My Thoughts on the iPad Pro

Last week, at the Apple Keynote, the iPad Pro was announced to plenty of fanfare. Collectively, many artists around the web cheered “Hurrah!” while others with a more jaded viewpoint outrightly dismissed the new Pro model as nothing more than a toy.


In the time since the last Apple keynote, several artists have asked me to weigh in on the iPad Pro and whether or not I plan to get one. The short and sweet answer is: The iPad Pro has plenty of potential, but I have no immediate plans to buy one.

My long answer is this:

While it was great to see Apple finally acquiescing to the idea of adding a stylus to a larger sized tablet, I remain unconvinced that it will sell in large enough volumes for companies like Adobe, Corel and Smith-Micro to develop professional apps for it.

It’s presumptuous to claim that the iPad Pro is a Wacom killer. Wacom’s distinct advantage right now is that it already works with nearly all professional-grade design applications.
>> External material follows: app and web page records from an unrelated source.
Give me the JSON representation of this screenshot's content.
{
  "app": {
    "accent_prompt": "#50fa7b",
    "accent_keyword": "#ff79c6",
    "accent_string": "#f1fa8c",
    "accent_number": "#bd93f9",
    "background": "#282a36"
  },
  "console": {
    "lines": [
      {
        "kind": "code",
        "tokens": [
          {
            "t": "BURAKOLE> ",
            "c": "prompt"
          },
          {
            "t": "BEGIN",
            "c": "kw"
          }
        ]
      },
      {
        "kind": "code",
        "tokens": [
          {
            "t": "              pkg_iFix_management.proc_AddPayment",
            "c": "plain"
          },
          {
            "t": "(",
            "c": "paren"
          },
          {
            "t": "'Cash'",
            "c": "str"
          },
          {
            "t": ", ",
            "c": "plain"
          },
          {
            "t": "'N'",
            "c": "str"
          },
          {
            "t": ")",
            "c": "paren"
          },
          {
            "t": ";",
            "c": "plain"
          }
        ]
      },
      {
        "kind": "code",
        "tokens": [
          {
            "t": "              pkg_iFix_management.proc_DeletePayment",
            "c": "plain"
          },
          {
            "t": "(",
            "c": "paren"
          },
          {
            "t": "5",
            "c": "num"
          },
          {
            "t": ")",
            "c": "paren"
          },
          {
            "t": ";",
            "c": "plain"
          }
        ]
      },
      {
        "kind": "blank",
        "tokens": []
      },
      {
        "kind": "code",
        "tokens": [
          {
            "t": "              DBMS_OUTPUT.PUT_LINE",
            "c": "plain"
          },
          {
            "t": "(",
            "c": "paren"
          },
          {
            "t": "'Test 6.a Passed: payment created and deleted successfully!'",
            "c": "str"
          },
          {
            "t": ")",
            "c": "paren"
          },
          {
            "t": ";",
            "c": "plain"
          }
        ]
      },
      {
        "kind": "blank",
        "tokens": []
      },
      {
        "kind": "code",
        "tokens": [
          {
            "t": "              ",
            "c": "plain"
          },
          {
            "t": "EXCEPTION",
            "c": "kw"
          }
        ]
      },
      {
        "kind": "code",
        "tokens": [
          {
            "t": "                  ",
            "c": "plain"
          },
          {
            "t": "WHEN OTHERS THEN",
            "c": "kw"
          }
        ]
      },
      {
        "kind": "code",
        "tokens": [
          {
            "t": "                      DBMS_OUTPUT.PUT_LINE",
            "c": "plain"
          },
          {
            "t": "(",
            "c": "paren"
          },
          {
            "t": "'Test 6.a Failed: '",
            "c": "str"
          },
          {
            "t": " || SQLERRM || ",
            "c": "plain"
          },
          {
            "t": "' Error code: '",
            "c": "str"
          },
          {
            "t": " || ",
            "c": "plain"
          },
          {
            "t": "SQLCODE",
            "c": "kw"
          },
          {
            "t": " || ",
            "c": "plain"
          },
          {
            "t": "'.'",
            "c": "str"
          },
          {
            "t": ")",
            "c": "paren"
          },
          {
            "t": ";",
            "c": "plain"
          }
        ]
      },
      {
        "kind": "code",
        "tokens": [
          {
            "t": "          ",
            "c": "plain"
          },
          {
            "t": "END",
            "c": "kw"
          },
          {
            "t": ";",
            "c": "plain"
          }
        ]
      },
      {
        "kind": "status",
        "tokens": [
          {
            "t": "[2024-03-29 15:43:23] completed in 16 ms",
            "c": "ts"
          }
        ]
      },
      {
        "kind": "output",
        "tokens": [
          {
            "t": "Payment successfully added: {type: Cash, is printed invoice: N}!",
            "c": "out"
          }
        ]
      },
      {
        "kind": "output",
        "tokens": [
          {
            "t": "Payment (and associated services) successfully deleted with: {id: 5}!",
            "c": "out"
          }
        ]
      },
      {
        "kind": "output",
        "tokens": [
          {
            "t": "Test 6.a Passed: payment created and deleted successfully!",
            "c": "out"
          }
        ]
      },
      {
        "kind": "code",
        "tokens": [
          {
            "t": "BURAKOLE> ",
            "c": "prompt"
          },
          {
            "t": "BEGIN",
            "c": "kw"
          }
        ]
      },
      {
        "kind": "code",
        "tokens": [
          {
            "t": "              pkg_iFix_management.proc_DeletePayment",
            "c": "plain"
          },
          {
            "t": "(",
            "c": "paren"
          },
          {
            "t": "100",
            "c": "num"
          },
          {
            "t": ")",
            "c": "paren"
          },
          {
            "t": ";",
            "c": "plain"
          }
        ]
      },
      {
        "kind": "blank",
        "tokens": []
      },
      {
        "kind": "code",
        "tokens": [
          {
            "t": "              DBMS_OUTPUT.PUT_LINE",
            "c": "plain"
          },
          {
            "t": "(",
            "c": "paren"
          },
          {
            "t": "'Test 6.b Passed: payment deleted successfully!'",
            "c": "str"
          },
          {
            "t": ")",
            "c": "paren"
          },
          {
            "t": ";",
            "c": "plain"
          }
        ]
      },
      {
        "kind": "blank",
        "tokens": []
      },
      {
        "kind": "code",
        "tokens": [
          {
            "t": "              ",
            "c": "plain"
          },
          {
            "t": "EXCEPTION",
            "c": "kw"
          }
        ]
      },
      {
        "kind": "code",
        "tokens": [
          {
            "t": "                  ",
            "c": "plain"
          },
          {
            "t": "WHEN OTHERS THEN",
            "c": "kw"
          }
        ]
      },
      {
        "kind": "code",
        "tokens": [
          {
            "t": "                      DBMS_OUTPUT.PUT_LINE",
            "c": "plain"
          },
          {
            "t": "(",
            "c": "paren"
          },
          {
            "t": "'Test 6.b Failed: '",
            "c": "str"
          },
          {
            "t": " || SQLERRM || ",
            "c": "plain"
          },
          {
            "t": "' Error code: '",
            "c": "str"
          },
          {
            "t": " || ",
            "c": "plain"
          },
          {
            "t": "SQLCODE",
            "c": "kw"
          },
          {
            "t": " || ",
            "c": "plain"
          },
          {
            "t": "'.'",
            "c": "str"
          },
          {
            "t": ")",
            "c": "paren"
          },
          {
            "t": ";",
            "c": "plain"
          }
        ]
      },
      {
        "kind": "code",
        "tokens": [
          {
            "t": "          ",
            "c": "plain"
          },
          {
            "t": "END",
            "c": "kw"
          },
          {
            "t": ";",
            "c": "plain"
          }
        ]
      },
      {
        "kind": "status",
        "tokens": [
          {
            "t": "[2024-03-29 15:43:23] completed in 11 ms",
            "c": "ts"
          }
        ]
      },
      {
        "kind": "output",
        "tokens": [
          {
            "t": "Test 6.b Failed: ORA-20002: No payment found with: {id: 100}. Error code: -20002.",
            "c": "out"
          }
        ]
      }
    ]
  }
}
The iPad Pro, as of this writing, is an unknown quantity. If enough design professionals rush to purchase an iPad Pro, we might see developers rewrite their apps to take advantage of the iPad Pro’s unique offerings. But I suspect many artists will take a wait and see attitude before they jump in. I’m curious about the iPad Pro’s responsiveness and palm rejection and hope to test these aspects of the iPad Pro in the Apple Store when the product ships.
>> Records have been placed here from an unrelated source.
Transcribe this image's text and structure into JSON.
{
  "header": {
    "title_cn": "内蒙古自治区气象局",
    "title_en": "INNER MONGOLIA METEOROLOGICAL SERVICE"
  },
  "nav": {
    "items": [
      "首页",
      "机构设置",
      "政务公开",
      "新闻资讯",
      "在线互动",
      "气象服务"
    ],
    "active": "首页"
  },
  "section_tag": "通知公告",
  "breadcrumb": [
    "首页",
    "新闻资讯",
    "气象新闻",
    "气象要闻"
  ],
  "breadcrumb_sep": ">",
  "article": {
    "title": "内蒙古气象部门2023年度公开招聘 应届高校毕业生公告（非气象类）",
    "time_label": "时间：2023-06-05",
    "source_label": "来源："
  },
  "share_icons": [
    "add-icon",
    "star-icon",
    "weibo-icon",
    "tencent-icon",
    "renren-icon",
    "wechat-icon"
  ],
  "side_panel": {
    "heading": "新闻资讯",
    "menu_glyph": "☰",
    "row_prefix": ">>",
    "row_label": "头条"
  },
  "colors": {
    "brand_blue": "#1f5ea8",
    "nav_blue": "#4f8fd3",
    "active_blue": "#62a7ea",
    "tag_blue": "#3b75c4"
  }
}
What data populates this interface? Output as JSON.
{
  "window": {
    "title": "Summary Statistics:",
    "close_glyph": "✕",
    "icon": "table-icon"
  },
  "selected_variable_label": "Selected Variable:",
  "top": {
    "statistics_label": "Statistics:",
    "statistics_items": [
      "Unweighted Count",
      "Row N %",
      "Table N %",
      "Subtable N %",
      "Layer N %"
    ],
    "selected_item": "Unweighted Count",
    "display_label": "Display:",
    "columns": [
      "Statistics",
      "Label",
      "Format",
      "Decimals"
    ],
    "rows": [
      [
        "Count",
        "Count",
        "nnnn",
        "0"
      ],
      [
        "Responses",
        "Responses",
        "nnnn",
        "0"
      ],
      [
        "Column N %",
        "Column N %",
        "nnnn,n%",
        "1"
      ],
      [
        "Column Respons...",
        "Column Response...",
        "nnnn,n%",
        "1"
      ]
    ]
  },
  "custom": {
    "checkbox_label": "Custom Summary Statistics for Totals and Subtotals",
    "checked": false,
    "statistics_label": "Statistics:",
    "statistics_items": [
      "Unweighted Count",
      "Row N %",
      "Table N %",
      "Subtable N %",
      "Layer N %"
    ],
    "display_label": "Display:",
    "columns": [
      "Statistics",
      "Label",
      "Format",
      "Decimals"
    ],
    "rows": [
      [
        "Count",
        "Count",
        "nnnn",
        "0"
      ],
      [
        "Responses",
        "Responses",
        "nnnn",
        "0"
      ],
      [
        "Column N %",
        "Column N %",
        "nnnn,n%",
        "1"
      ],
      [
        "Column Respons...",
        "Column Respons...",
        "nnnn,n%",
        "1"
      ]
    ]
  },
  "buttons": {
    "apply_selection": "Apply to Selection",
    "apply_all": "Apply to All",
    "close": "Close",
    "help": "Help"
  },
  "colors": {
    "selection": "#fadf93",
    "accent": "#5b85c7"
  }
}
At a starting price of $799, the iPad Pro is clearly a niche product. The target audience seems to be design professionals, which makes the choice of not including the Apple Pencil a baffling one. The extra cost of the Smart Keyboard ($169) and Apple Pencil ($99) bring the iPad Pro within range of Microsoft’s Surface and Wacom’s own Cintiq Companion 2 – both of which run already run the Adobe Suite and other commercially available design apps.

The iPad Pro is a tantalizing device – time will tell how it fares. For now, I plan to take a wait-and-see approach with the hopes that the professional grade apps I rely on will eventually make their way over to the platform.


These beautiful and intelligent people wrote

  • hari
    September 25, 2015 at 11:29 am

    I’m pretty lucky to own a HP Touchsmart tm2 which I purchased in around 2011 with an active digitizer pen which I can draw on screen. Of course it doesn’t have 1024 pressure levels, but it has enough pressure for me to enjoy drawing and painting without the disconnect between eye and hand coordination.

    It’s very difficult to get any pressure sensitive device similar to this laptop nowadays. We are left with Microsoft Surface Pro and like devices or else tablet-monitors like Cintiq (too expensive) or Huion or Yiynova. I’m doing an extensive research on this and it’s difficult to find a budget device that amateur digital artists can enjoy without the hefty price tag.

    Of course, the traditional drawing tablets are always there, but it’s hard to go back to them once you get used to drawing directly on the screen.